Overall union membership rises in 2017, union density holds steady
Newly released Bureau of Labor Statistics data on union membership trends show that union membership as a share of overall employment held steady at 10.7 percent in 2017, with essentially stable membership rates in both the private (6.4 or 6.5 percent) and public (34.4 percent) sectors.
Union membership gains among men offset continued losses among women last year. But, it is important to view these different trends by gender within historical context: union membership in 2017 was roughly equivalent among men (11.4 percent) as women (10.0 percent), compared to 1979 when men were more than twice as likely as women to be union members and comprised 69 percent of union members.
It is difficult to use one year changes in union membership trends to assess underlying dynamics. For one, the small samples involved for particular subgroups produce year-to-year volatility that should not be mistaken for a trend. Second, any change in union density can result from many different factors including the pattern of overall employment growth (whether sectors or occupations that are more heavily union grow faster or slower than average), the success or failure of union organizing drives, the scale of union organizing, changes in workers’ desire for union membership (i.e., demand for collective bargaining), and other factors. An understanding of the dynamics of union membership and representation requires a long-term analysis of detailed trends.
Nevertheless, it is worth squeezing out what is plausibly interesting in the most recent data:

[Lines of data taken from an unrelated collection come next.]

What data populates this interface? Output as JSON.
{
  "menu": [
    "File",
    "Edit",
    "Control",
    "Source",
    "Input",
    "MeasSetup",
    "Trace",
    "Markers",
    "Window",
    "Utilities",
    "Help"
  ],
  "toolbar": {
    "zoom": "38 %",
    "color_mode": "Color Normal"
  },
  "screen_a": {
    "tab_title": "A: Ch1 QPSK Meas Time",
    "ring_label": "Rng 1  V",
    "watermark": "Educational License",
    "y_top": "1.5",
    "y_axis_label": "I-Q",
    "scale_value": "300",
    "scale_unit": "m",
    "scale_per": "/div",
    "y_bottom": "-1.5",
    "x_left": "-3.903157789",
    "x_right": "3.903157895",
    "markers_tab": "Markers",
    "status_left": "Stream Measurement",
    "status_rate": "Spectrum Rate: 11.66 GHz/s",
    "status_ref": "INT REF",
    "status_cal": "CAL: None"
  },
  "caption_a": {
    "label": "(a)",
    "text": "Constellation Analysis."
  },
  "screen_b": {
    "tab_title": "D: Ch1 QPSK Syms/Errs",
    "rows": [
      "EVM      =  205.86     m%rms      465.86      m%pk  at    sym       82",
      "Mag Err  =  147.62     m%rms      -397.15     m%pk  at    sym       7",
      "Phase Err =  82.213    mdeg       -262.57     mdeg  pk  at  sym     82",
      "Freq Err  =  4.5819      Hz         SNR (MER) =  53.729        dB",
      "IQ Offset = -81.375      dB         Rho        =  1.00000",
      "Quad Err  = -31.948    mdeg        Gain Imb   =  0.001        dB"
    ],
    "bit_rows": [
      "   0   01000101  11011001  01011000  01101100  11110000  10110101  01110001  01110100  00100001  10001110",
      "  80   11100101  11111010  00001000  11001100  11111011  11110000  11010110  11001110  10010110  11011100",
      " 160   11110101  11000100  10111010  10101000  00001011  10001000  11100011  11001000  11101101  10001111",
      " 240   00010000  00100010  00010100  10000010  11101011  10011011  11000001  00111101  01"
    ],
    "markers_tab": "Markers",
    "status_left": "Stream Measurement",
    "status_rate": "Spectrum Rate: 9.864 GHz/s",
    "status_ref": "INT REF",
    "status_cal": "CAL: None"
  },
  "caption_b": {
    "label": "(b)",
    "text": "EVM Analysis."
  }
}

- Union membership (according to the BLS release) rose by 262,000 in 2017, more than the 173,000 additional workers covered by a collective bargaining agreement (hereafter referred to as “coverage”). See Table 1 (which relies on tabulations of the underlying survey data because BLS does not provide gender breakdowns within sectors). The greater growth in union membership than coverage was driven by developments in the private sector where membership growth was triple (164,000) that of the growth of coverage (53,000), centered in professional and service occupations.
Union membership and collective bargaining coverage: By sector, for men and women, annual 2016-17
|Sector||All||Union membership||Collective bargaining coverage||Union membership||Collective bargaining coverage|
|Change, 2016 to 2017|
|Private sector all||1,499,242||164,069||52,852||0.1%||0.0%|
|Public sector zll||281,782||97,822||118,704||0.0%||0.1%|
Note: Changes in rates are percentage point changes.
Source: Economic Policy Institute, Analysis of Current Population Survey data.
- Union membership became more common among men: some 32 percent of the net increase in male employment in 2017 went to men who were union members, leading union membership to rise from 11.2 to 11.4 percent of all male employment. Growth of union membership for men was strong in both the public and private sectors and for Hispanic and for non-Hispanic white men.
- Correspondingly, union membership dipped slightly among women because women’s union membership did not rise in the private sector although employment overall did rise—private sector employment growth for women was concentrated in nonunion sectors. Union membership growth, however, was strong among Hispanic women.
Change in union membership and union coverage rates by gender, 2014-2017
Source: Economic Policy Institute analysis of Bureau of Labor Statistics
- Union membership grew in manufacturing despite an overall decline in manufacturing employment. Union membership was also strong in the wholesale and retail sectors, in the public sector and in information sector (where union membership density rose 1.9 percentage points).
- Union membership density was stable or grew in a number of Southern states: Arkansas, Florida, Georgia, Louisiana, and Virginia with especially strong growth in Texas.
Enjoyed this post?
Sign up for EPI's newsletter so you never miss our research and insights on ways to make the economy work better for everyone.